Source records:
┌────────
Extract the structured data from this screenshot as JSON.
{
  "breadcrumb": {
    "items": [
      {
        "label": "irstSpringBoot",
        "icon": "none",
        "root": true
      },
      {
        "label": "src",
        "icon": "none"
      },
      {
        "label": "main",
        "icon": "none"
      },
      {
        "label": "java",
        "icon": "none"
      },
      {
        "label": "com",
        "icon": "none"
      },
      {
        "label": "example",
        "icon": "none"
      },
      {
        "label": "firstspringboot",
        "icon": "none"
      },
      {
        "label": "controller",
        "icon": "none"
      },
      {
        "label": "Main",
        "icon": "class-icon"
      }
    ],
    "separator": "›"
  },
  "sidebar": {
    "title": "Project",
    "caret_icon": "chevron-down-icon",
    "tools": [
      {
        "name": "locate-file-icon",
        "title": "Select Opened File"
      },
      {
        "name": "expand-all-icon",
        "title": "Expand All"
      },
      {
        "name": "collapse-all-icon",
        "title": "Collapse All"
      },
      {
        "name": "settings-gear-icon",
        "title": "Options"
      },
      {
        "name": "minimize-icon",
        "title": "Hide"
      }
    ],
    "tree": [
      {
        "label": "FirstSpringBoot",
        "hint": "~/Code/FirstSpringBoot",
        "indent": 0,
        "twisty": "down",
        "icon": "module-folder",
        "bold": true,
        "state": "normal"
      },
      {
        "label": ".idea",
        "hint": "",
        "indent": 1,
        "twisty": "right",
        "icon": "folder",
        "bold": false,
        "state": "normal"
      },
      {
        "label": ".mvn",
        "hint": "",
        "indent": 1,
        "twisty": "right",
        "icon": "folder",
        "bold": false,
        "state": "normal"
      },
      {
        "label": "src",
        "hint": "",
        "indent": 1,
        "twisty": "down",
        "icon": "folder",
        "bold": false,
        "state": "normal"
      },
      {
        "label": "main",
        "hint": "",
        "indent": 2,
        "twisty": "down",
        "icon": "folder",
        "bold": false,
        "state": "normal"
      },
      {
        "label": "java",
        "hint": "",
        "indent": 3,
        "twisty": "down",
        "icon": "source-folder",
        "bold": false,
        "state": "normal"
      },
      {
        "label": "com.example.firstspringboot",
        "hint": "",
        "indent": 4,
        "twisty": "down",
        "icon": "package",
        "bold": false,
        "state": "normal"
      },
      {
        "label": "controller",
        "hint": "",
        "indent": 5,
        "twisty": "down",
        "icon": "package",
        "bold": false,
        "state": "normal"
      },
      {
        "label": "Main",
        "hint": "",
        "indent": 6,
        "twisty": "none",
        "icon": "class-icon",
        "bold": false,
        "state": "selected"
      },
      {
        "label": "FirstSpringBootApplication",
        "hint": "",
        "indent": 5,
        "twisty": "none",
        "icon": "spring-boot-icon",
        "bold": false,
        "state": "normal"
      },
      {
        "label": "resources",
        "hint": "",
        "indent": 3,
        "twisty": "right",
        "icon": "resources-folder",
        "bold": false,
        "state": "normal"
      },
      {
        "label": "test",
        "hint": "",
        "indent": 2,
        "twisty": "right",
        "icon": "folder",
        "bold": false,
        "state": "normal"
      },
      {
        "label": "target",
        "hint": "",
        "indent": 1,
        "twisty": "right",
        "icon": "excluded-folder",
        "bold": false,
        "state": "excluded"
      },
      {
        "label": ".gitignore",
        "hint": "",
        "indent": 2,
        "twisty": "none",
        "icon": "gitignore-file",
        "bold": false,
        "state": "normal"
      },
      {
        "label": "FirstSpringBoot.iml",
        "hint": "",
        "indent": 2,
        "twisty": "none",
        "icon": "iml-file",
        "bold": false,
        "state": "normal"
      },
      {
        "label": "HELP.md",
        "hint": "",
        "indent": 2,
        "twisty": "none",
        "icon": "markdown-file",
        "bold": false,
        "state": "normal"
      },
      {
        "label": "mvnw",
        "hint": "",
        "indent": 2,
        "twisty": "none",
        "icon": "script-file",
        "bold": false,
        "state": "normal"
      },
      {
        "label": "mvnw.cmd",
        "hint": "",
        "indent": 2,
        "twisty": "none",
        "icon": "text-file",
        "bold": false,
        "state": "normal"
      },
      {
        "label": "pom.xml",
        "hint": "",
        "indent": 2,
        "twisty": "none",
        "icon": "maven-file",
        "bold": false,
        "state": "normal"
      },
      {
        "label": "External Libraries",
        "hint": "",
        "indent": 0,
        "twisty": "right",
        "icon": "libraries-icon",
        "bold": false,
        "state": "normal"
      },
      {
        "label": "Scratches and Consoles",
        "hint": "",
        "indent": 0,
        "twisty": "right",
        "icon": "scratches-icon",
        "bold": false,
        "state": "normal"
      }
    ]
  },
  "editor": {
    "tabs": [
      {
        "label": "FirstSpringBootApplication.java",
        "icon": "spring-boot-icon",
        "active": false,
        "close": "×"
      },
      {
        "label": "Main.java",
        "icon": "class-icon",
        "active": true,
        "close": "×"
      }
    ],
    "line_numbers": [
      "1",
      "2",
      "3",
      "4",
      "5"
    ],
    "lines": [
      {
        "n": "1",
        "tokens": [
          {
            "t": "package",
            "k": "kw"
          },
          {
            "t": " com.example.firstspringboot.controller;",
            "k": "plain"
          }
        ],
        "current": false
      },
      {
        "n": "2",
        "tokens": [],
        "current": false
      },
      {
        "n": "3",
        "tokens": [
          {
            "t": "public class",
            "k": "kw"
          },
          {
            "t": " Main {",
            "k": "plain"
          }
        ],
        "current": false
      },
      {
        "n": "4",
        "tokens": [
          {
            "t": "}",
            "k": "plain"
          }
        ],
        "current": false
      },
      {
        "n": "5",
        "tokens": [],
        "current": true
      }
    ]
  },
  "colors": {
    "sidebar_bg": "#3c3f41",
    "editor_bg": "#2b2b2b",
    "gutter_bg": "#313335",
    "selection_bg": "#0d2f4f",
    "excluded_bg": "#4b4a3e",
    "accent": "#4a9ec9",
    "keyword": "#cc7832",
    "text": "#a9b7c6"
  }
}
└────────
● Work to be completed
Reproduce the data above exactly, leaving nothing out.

● Written response
Extract the structured data from this screenshot as JSON.
{
  "breadcrumb": {
    "items": [
      {
        "label": "irstSpringBoot",
        "icon": "none",
        "root": true
      },
      {
        "label": "src",
        "icon": "none"
      },
      {
        "label": "main",
        "icon": "none"
      },
      {
        "label": "java",
        "icon": "none"
      },
      {
        "label": "com",
        "icon": "none"
      },
      {
        "label": "example",
        "icon": "none"
      },
      {
        "label": "firstspringboot",
        "icon": "none"
      },
      {
        "label": "controller",
        "icon": "none"
      },
      {
        "label": "Main",
        "icon": "class-icon"
      }
    ],
    "separator": "›"
  },
  "sidebar": {
    "title": "Project",
    "caret_icon": "chevron-down-icon",
    "tools": [
      {
        "name": "locate-file-icon",
        "title": "Select Opened File"
      },
      {
        "name": "expand-all-icon",
        "title": "Expand All"
      },
      {
        "name": "collapse-all-icon",
        "title": "Collapse All"
      },
      {
        "name": "settings-gear-icon",
        "title": "Options"
      },
      {
        "name": "minimize-icon",
        "title": "Hide"
      }
    ],
    "tree": [
      {
        "label": "FirstSpringBoot",
        "hint": "~/Code/FirstSpringBoot",
        "indent": 0,
        "twisty": "down",
        "icon": "module-folder",
        "bold": true,
        "state": "normal"
      },
      {
        "label": ".idea",
        "hint": "",
        "indent": 1,
        "twisty": "right",
        "icon": "folder",
        "bold": false,
        "state": "normal"
      },
      {
        "label": ".mvn",
        "hint": "",
        "indent": 1,
        "twisty": "right",
        "icon": "folder",
        "bold": false,
        "state": "normal"
      },
      {
        "label": "src",
        "hint": "",
        "indent": 1,
        "twisty": "down",
        "icon": "folder",
        "bold": false,
        "state": "normal"
      },
      {
        "label": "main",
        "hint": "",
        "indent": 2,
        "twisty": "down",
        "icon": "folder",
        "bold": false,
        "state": "normal"
      },
      {
        "label": "java",
        "hint": "",
        "indent": 3,
        "twisty": "down",
        "icon": "source-folder",
        "bold": false,
        "state": "normal"
      },
      {
        "label": "com.example.firstspringboot",
        "hint": "",
        "indent": 4,
        "twisty": "down",
        "icon": "package",
        "bold": false,
        "state": "normal"
      },
      {
        "label": "controller",
        "hint": "",
        "indent": 5,
        "twisty": "down",
        "icon": "package",
        "bold": false,
        "state": "normal"
      },
      {
        "label": "Main",
        "hint": "",
        "indent": 6,
        "twisty": "none",
        "icon": "class-icon",
        "bold": false,
        "state": "selected"
      },
      {
        "label": "FirstSpringBootApplication",
        "hint": "",
        "indent": 5,
        "twisty": "none",
        "icon": "spring-boot-icon",
        "bold": false,
        "state": "normal"
      },
      {
        "label": "resources",
        "hint": "",
        "indent": 3,
        "twisty": "right",
        "icon": "resources-folder",
        "bold": false,
        "state": "normal"
      },
      {
        "label": "test",
        "hint": "",
        "indent": 2,
        "twisty": "right",
        "icon": "folder",
        "bold": false,
        "state": "normal"
      },
      {
        "label": "target",
        "hint": "",
        "indent": 1,
        "twisty": "right",
        "icon": "excluded-folder",
        "bold": false,
        "state": "excluded"
      },
      {
        "label": ".gitignore",
        "hint": "",
        "indent": 2,
        "twisty": "none",
        "icon": "gitignore-file",
        "bold": false,
        "state": "normal"
      },
      {
        "label": "FirstSpringBoot.iml",
        "hint": "",
        "indent": 2,
        "twisty": "none",
        "icon": "iml-file",
        "bold": false,
        "state": "normal"
      },
      {
        "label": "HELP.md",
        "hint": "",
        "indent": 2,
        "twisty": "none",
        "icon": "markdown-file",
        "bold": false,
        "state": "normal"
      },
      {
        "label": "mvnw",
        "hint": "",
        "indent": 2,
        "twisty": "none",
        "icon": "script-file",
        "bold": false,
        "state": "normal"
      },
      {
        "label": "mvnw.cmd",
        "hint": "",
        "indent": 2,
        "twisty": "none",
        "icon": "text-file",
        "bold": false,
        "state": "normal"
      },
      {
        "label": "pom.xml",
        "hint": "",
        "indent": 2,
        "twisty": "none",
        "icon": "maven-file",
        "bold": false,
        "state": "normal"
      },
      {
        "label": "External Libraries",
        "hint": "",
        "indent": 0,
        "twisty": "right",
        "icon": "libraries-icon",
        "bold": false,
        "state": "normal"
      },
      {
        "label": "Scratches and Consoles",
        "hint": "",
        "indent": 0,
        "twisty": "right",
        "icon": "scratches-icon",
        "bold": false,
        "state": "normal"
      }
    ]
  },
  "editor": {
    "tabs": [
      {
        "label": "FirstSpringBootApplication.java",
        "icon": "spring-boot-icon",
        "active": false,
        "close": "×"
      },
      {
        "label": "Main.java",
        "icon": "class-icon",
        "active": true,
        "close": "×"
      }
    ],
    "line_numbers": [
      "1",
      "2",
      "3",
      "4",
      "5"
    ],
    "lines": [
      {
        "n": "1",
        "tokens": [
          {
            "t": "package",
            "k": "kw"
          },
          {
            "t": " com.example.firstspringboot.controller;",
            "k": "plain"
          }
        ],
        "current": false
      },
      {
        "n": "2",
        "tokens": [],
        "current": false
      },
      {
        "n": "3",
        "tokens": [
          {
            "t": "public class",
            "k": "kw"
          },
          {
            "t": " Main {",
            "k": "plain"
          }
        ],
        "current": false
      },
      {
        "n": "4",
        "tokens": [
          {
            "t": "}",
            "k": "plain"
          }
        ],
        "current": false
      },
      {
        "n": "5",
        "tokens": [],
        "current": true
      }
    ]
  },
  "colors": {
    "sidebar_bg": "#3c3f41",
    "editor_bg": "#2b2b2b",
    "gutter_bg": "#313335",
    "selection_bg": "#0d2f4f",
    "excluded_bg": "#4b4a3e",
    "accent": "#4a9ec9",
    "keyword": "#cc7832",
    "text": "#a9b7c6"
  }
}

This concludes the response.